goods across the United States. When defending the Commerce Clause
in the Federalist Papers, James Madison observed that a "very
material object of this power was the relief of States which import
and export through other States, from the improper contributions
levied on them by the latter." Internal customs duties, Madison
argued, hampered trade of the whole and led to tensions between
The original definition of 'commerce'
Madison's and Hamilton's view of commerce as what we call "trade"
is borne out by the contemporary dictionary definitions of commerce.
For instance, Samuel Johnson's Dictionary of the English Language
(3d ed., 1765), defined commerce as "intercourse, exchange of one
thing for another, interchange of anything; trade; traffick."
Usage of the word "commerce" in other parts of the Constitution
further buttresses this understanding. Section 9 of Article I
provides that "[n]o Preference shall be given to any Regulation of
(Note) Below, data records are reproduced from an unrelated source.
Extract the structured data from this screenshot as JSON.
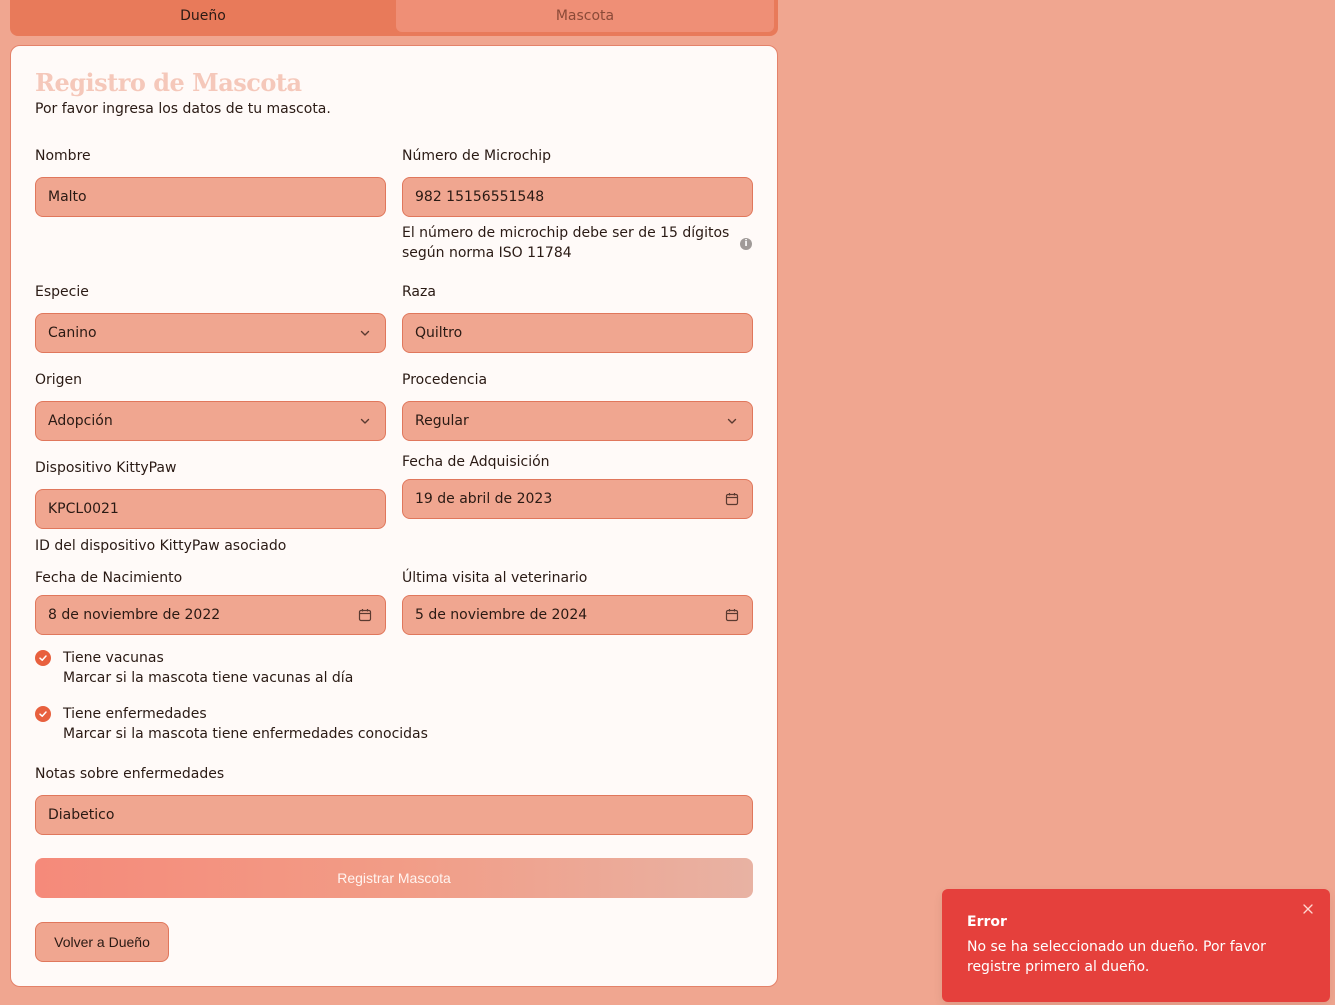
{
  "tabs": {
    "owner": "Dueño",
    "pet": "Mascota"
  },
  "form": {
    "title": "Registro de Mascota",
    "subtitle": "Por favor ingresa los datos de tu mascota.",
    "name": {
      "label": "Nombre",
      "value": "Malto"
    },
    "microchip": {
      "label": "Número de Microchip",
      "value": "982 15156551548",
      "help_line1": "El número de microchip debe ser de 15 dígitos",
      "help_line2": "según norma ISO 11784"
    },
    "species": {
      "label": "Especie",
      "value": "Canino"
    },
    "breed": {
      "label": "Raza",
      "value": "Quiltro"
    },
    "origin": {
      "label": "Origen",
      "value": "Adopción"
    },
    "provenance": {
      "label": "Procedencia",
      "value": "Regular"
    },
    "device": {
      "label": "Dispositivo KittyPaw",
      "value": "KPCL0021",
      "help": "ID del dispositivo KittyPaw asociado"
    },
    "acquisition_date": {
      "label": "Fecha de Adquisición",
      "value": "19 de abril de 2023"
    },
    "birth_date": {
      "label": "Fecha de Nacimiento",
      "value": "8 de noviembre de 2022"
    },
    "last_vet_visit": {
      "label": "Última visita al veterinario",
      "value": "5 de noviembre de 2024"
    },
    "vaccines": {
      "label": "Tiene vacunas",
      "description": "Marcar si la mascota tiene vacunas al día",
      "checked": true
    },
    "diseases": {
      "label": "Tiene enfermedades",
      "description": "Marcar si la mascota tiene enfermedades conocidas",
      "checked": true
    },
    "disease_notes": {
      "label": "Notas sobre enfermedades",
      "value": "Diabetico"
    },
    "submit_label": "Registrar Mascota",
    "back_label": "Volver a Dueño"
  },
  "toast": {
    "title": "Error",
    "message": "No se ha seleccionado un dueño. Por favor registre primero al dueño."
  },
  "colors": {
    "background": "#f0a690",
    "accent": "#e87a5a",
    "card": "#fffaf8",
    "error": "#e5403c"
  },
  "icons": [
    "chevron-down-icon",
    "calendar-icon",
    "info-icon",
    "check-icon",
    "close-icon"
  ]
}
Commerce or Revenue to the Ports of one State over those of
another." This provision obviously prohibits Congress from favoring,
say, the port of Boston over the port of Charleston. The mention of
commerce in connection with ports indicates that the framers had in
mind the traffic of goods - the importing or exporting of various
Even the Supreme Court's first foray into the realm of the
Commerce Clause supports a narrow interpretation. In Gibbons v.
Ogden (1824), Chief Justice John Marshall struck down a state-
granted monopoly for steamboat service. In discussing commerce,
Marshall noted that state laws concerning the quality of
manufactured items or foodstuffs "act upon a subject before it
becomes an article of foreign commerce, or of commerce among the